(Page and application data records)
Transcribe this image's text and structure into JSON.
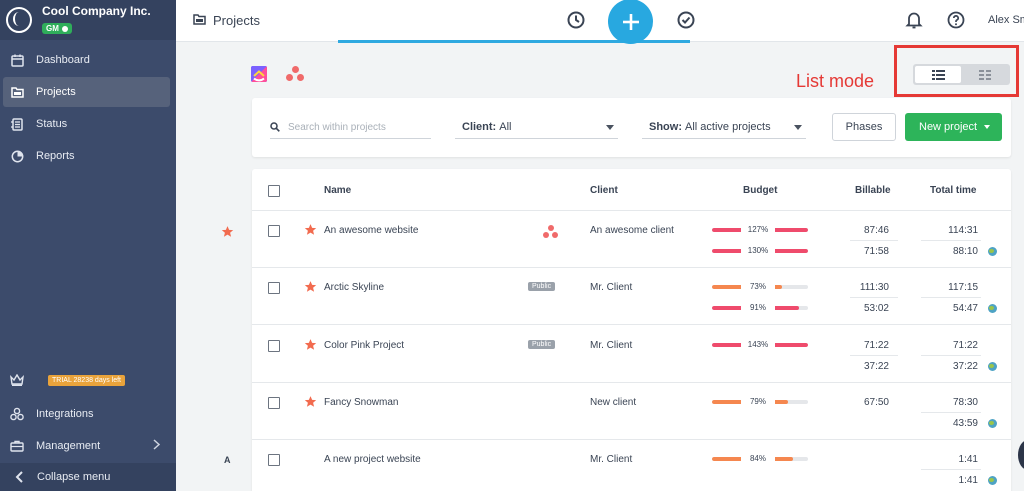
{
  "sidebar": {
    "company_name": "Cool Company Inc.",
    "badge": "GM",
    "nav": [
      {
        "label": "Dashboard",
        "icon": "calendar-icon"
      },
      {
        "label": "Projects",
        "icon": "folder-icon",
        "active": true
      },
      {
        "label": "Status",
        "icon": "status-icon"
      },
      {
        "label": "Reports",
        "icon": "pie-chart-icon"
      }
    ],
    "trial_badge": "TRIAL 28238 days left",
    "bottom_nav": [
      {
        "label": "Integrations",
        "icon": "integrations-icon"
      },
      {
        "label": "Management",
        "icon": "briefcase-icon"
      }
    ],
    "collapse_label": "Collapse menu"
  },
  "header": {
    "title": "Projects",
    "user_name": "Alex Sm",
    "accent_color": "#28a8e0"
  },
  "annotation": {
    "label": "List mode",
    "color": "#e53935"
  },
  "filters": {
    "search_placeholder": "Search within projects",
    "client_label": "Client:",
    "client_value": "All",
    "show_label": "Show:",
    "show_value": "All active projects",
    "phases_label": "Phases",
    "new_project_label": "New project"
  },
  "table": {
    "columns": {
      "name": "Name",
      "client": "Client",
      "budget": "Budget",
      "billable": "Billable",
      "total": "Total time"
    },
    "rows": [
      {
        "name": "An awesome website",
        "starred": true,
        "public": false,
        "asana": true,
        "client": "An awesome client",
        "budget": [
          {
            "pct": "127%",
            "ratio": 1.0,
            "color": "#ef4b6c"
          },
          {
            "pct": "130%",
            "ratio": 1.0,
            "color": "#ef4b6c"
          }
        ],
        "billable": [
          "87:46",
          "71:58"
        ],
        "total": [
          "114:31",
          "88:10"
        ]
      },
      {
        "name": "Arctic Skyline",
        "starred": true,
        "public": true,
        "public_label": "Public",
        "asana": false,
        "client": "Mr. Client",
        "budget": [
          {
            "pct": "73%",
            "ratio": 0.73,
            "color": "#f5874f"
          },
          {
            "pct": "91%",
            "ratio": 0.91,
            "color": "#ef4b6c"
          }
        ],
        "billable": [
          "111:30",
          "53:02"
        ],
        "total": [
          "117:15",
          "54:47"
        ]
      },
      {
        "name": "Color Pink Project",
        "starred": true,
        "public": true,
        "public_label": "Public",
        "asana": false,
        "client": "Mr. Client",
        "budget": [
          {
            "pct": "143%",
            "ratio": 1.0,
            "color": "#ef4b6c"
          }
        ],
        "billable": [
          "71:22",
          "37:22"
        ],
        "total": [
          "71:22",
          "37:22"
        ]
      },
      {
        "name": "Fancy Snowman",
        "starred": true,
        "public": false,
        "asana": false,
        "client": "New client",
        "budget": [
          {
            "pct": "79%",
            "ratio": 0.79,
            "color": "#f5874f"
          }
        ],
        "billable": [
          "67:50"
        ],
        "total": [
          "78:30",
          "43:59"
        ]
      },
      {
        "name": "A new project website",
        "starred": false,
        "public": false,
        "asana": false,
        "client": "Mr. Client",
        "budget": [
          {
            "pct": "84%",
            "ratio": 0.84,
            "color": "#f5874f"
          }
        ],
        "billable": [],
        "total": [
          "1:41",
          "1:41"
        ]
      }
    ],
    "group_letter": "A"
  }
}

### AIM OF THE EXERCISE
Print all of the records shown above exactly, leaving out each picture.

### ANSWER
Transcribe this image's text and structure into JSON.
{
  "sidebar": {
    "company_name": "Cool Company Inc.",
    "badge": "GM",
    "nav": [
      {
        "label": "Dashboard",
        "icon": "calendar-icon"
      },
      {
        "label": "Projects",
        "icon": "folder-icon",
        "active": true
      },
      {
        "label": "Status",
        "icon": "status-icon"
      },
      {
        "label": "Reports",
        "icon": "pie-chart-icon"
      }
    ],
    "trial_badge": "TRIAL 28238 days left",
    "bottom_nav": [
      {
        "label": "Integrations",
        "icon": "integrations-icon"
      },
      {
        "label": "Management",
        "icon": "briefcase-icon"
      }
    ],
    "collapse_label": "Collapse menu"
  },
  "header": {
    "title": "Projects",
    "user_name": "Alex Sm",
    "accent_color": "#28a8e0"
  },
  "annotation": {
    "label": "List mode",
    "color": "#e53935"
  },
  "filters": {
    "search_placeholder": "Search within projects",
    "client_label": "Client:",
    "client_value": "All",
    "show_label": "Show:",
    "show_value": "All active projects",
    "phases_label": "Phases",
    "new_project_label": "New project"
  },
  "table": {
    "columns": {
      "name": "Name",
      "client": "Client",
      "budget": "Budget",
      "billable": "Billable",
      "total": "Total time"
    },
    "rows": [
      {
        "name": "An awesome website",
        "starred": true,
        "public": false,
        "asana": true,
        "client": "An awesome client",
        "budget": [
          {
            "pct": "127%",
            "ratio": 1.0,
            "color": "#ef4b6c"
          },
          {
            "pct": "130%",
            "ratio": 1.0,
            "color": "#ef4b6c"
          }
        ],
        "billable": [
          "87:46",
          "71:58"
        ],
        "total": [
          "114:31",
          "88:10"
        ]
      },
      {
        "name": "Arctic Skyline",
        "starred": true,
        "public": true,
        "public_label": "Public",
        "asana": false,
        "client": "Mr. Client",
        "budget": [
          {
            "pct": "73%",
            "ratio": 0.73,
            "color": "#f5874f"
          },
          {
            "pct": "91%",
            "ratio": 0.91,
            "color": "#ef4b6c"
          }
        ],
        "billable": [
          "111:30",
          "53:02"
        ],
        "total": [
          "117:15",
          "54:47"
        ]
      },
      {
        "name": "Color Pink Project",
        "starred": true,
        "public": true,
        "public_label": "Public",
        "asana": false,
        "client": "Mr. Client",
        "budget": [
          {
            "pct": "143%",
            "ratio": 1.0,
            "color": "#ef4b6c"
          }
        ],
        "billable": [
          "71:22",
          "37:22"
        ],
        "total": [
          "71:22",
          "37:22"
        ]
      },
      {
        "name": "Fancy Snowman",
        "starred": true,
        "public": false,
        "asana": false,
        "client": "New client",
        "budget": [
          {
            "pct": "79%",
            "ratio": 0.79,
            "color": "#f5874f"
          }
        ],
        "billable": [
          "67:50"
        ],
        "total": [
          "78:30",
          "43:59"
        ]
      },
      {
        "name": "A new project website",
        "starred": false,
        "public": false,
        "asana": false,
        "client": "Mr. Client",
        "budget": [
          {
            "pct": "84%",
            "ratio": 0.84,
            "color": "#f5874f"
          }
        ],
        "billable": [],
        "total": [
          "1:41",
          "1:41"
        ]
      }
    ],
    "group_letter": "A"
  }
}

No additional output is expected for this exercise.